*** GIVEN RECORDS Section Begins ***
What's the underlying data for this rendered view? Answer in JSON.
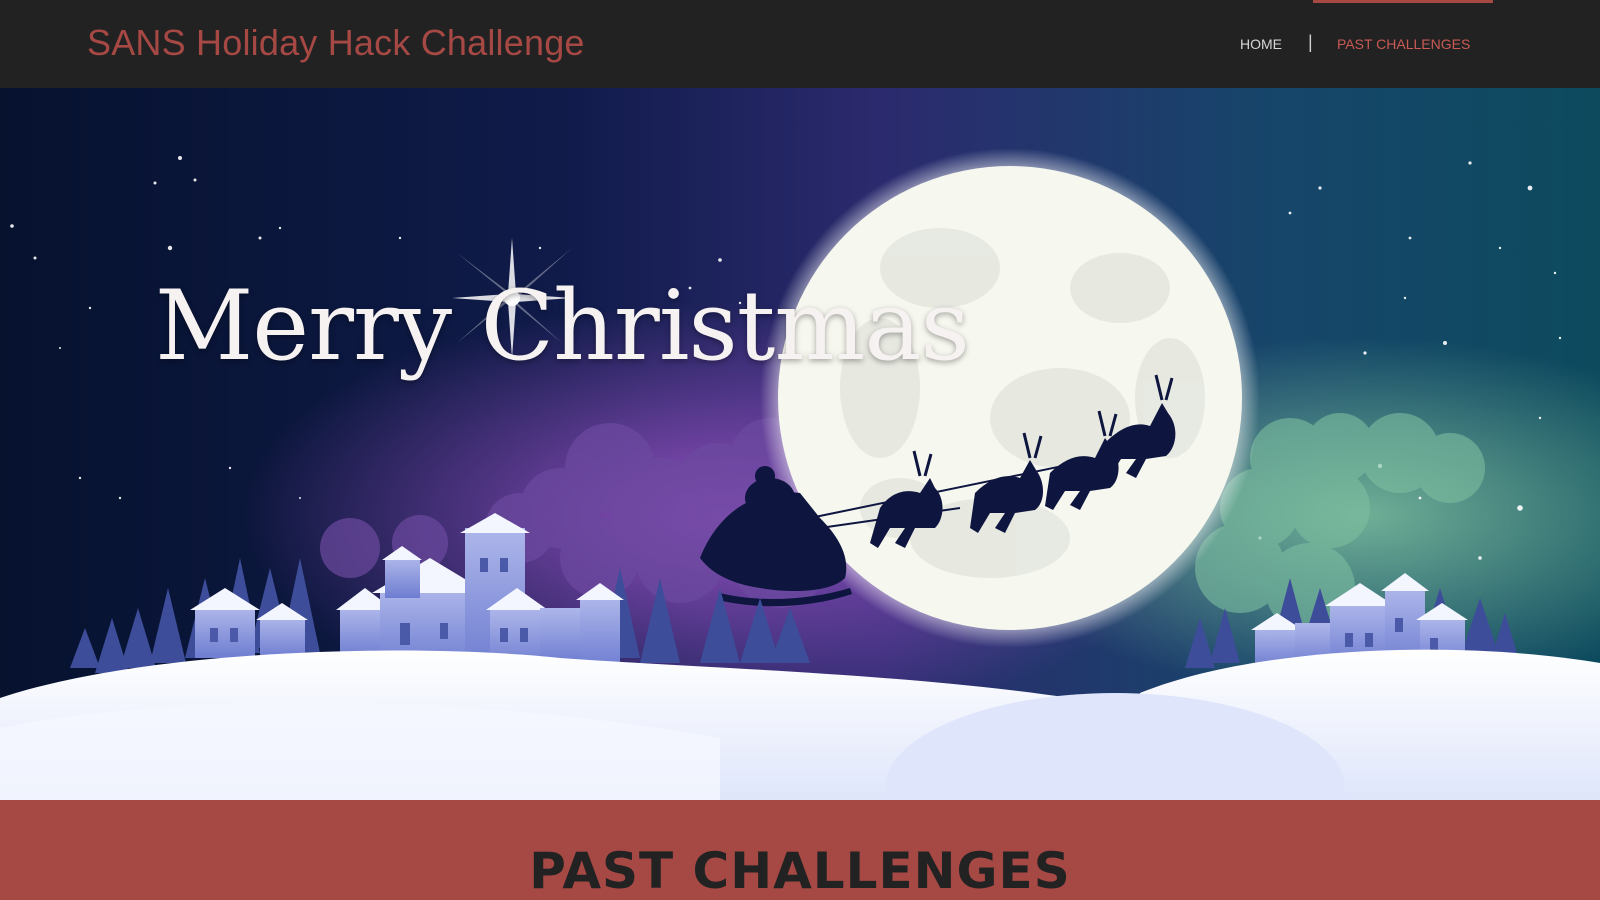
{
  "header": {
    "site_title": "SANS Holiday Hack Challenge",
    "nav": [
      {
        "label": "HOME"
      },
      {
        "label": "|"
      },
      {
        "label": "PAST CHALLENGES"
      }
    ]
  },
  "hero": {
    "greeting": "Merry Christmas"
  },
  "section": {
    "title": "PAST CHALLENGES"
  },
  "colors": {
    "brand": "#a64844",
    "topbar": "#222222",
    "nav_active": "#c95a55"
  }
}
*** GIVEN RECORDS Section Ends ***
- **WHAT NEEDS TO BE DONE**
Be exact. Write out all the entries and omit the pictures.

- **EXERCISE RESPONSE**
What's the underlying data for this rendered view? Answer in JSON.
{
  "header": {
    "site_title": "SANS Holiday Hack Challenge",
    "nav": [
      {
        "label": "HOME"
      },
      {
        "label": "|"
      },
      {
        "label": "PAST CHALLENGES"
      }
    ]
  },
  "hero": {
    "greeting": "Merry Christmas"
  },
  "section": {
    "title": "PAST CHALLENGES"
  },
  "colors": {
    "brand": "#a64844",
    "topbar": "#222222",
    "nav_active": "#c95a55"
  }
}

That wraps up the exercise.